Molluscs musselled out by the water companies

Water companies have started blasting infestations of mussels out of their pipes with a new weapon called a BioBullet. The molluscs cost the UK water companies millions every year as […]

By Tom Gibson

Water companies have started blasting infestations of mussels out of their pipes with a new weapon called a BioBullet. The molluscs cost the UK water companies millions every year as they clog up our pipes.

The Zebra mussels, which are thought to have come from as far away as Eastern Europe multiply out of control as they have no know predators in the UK to control their population. Adult females can release more than 30,000 eggs per year.

Build-ups of the mussels and the shells of dead ones block water companies’ pipes. Thames Water, spends £1m on clearing about 1,000 tonnes of zebra mussels from its water pipes and water treatment facilities.

But experts have developed an eco-friendly way to get rid of the troublesome mussels, in the form of fat-coated blobs called ‘BioBullets’ which poison them.

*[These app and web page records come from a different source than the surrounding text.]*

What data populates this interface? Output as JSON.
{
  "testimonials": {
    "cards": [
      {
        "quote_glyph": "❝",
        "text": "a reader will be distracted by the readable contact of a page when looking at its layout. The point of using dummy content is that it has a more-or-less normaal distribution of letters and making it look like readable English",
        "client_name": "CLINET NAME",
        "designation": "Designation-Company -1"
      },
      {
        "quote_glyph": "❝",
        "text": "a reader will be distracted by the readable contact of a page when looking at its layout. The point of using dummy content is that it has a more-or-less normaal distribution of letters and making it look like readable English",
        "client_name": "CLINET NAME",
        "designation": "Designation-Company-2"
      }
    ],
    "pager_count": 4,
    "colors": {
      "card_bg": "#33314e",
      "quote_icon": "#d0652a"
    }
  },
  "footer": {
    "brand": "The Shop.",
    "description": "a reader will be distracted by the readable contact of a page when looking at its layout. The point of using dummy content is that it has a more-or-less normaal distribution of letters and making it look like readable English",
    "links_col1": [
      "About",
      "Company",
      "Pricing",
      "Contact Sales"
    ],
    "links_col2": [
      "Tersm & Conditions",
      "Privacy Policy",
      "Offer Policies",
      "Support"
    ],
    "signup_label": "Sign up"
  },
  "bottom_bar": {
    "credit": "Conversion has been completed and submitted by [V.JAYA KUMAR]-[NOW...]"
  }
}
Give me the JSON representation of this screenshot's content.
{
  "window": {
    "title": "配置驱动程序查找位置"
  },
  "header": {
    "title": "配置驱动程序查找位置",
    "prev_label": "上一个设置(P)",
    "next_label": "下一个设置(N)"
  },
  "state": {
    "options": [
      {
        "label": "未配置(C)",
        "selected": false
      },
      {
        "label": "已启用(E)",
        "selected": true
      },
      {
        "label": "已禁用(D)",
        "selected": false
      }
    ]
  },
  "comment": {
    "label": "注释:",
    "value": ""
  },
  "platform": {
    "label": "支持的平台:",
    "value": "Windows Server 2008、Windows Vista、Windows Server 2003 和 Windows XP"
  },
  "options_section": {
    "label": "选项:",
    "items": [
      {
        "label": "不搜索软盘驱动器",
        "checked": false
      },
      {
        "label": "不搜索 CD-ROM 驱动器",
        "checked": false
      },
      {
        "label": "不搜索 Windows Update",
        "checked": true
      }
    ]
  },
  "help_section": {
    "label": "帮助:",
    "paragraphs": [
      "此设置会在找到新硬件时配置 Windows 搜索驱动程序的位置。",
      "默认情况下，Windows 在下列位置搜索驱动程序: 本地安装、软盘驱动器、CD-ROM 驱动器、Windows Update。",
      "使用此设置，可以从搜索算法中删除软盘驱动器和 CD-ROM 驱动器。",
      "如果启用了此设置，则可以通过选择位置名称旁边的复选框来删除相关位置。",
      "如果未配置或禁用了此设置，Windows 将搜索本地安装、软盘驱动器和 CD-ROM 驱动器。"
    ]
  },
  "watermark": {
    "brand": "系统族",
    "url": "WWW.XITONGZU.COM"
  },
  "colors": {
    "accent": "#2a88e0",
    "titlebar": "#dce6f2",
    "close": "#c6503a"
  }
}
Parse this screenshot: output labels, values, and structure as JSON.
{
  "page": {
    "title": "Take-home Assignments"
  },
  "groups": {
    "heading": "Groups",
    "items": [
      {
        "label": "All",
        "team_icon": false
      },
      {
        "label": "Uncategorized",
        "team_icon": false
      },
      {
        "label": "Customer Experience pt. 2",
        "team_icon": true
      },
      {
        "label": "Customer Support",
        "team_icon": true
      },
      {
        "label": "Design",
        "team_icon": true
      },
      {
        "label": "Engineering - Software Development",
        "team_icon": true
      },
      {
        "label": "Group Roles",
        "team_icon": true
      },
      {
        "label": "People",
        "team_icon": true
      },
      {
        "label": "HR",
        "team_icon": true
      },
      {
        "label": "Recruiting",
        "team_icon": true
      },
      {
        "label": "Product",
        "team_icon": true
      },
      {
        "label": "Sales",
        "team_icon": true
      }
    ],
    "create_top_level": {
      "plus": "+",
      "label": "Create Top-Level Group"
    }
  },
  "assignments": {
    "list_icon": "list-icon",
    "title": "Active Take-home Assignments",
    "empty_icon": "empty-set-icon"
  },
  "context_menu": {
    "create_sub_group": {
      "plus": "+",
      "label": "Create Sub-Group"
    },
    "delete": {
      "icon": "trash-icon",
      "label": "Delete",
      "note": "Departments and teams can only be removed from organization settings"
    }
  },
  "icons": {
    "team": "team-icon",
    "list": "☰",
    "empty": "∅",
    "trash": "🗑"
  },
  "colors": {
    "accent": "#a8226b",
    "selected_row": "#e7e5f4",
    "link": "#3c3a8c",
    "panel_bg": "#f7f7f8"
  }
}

Luckily for us, the chemical can not harm humans.

Dr Piers Clark, commercial director for Thames Water, said: “Zebra mussels were prevalent in the middle of the 20th century but have recently become a problem again with an influx in trade from Eastern Europe since the 1990s. We believe BioBullets will save hundreds of thousands of pounds in operational costs in a way that has no adverse impact on the environment.”

The trial at Kempton Park water treatment works in southwest London has £550,000 of backing from the Government’s Technology Strategy Board.

Estimates vary but it is thought that the zebra mussel nuisance costs US water and power industries up to $500m a year in clearing tunnels and pipelines.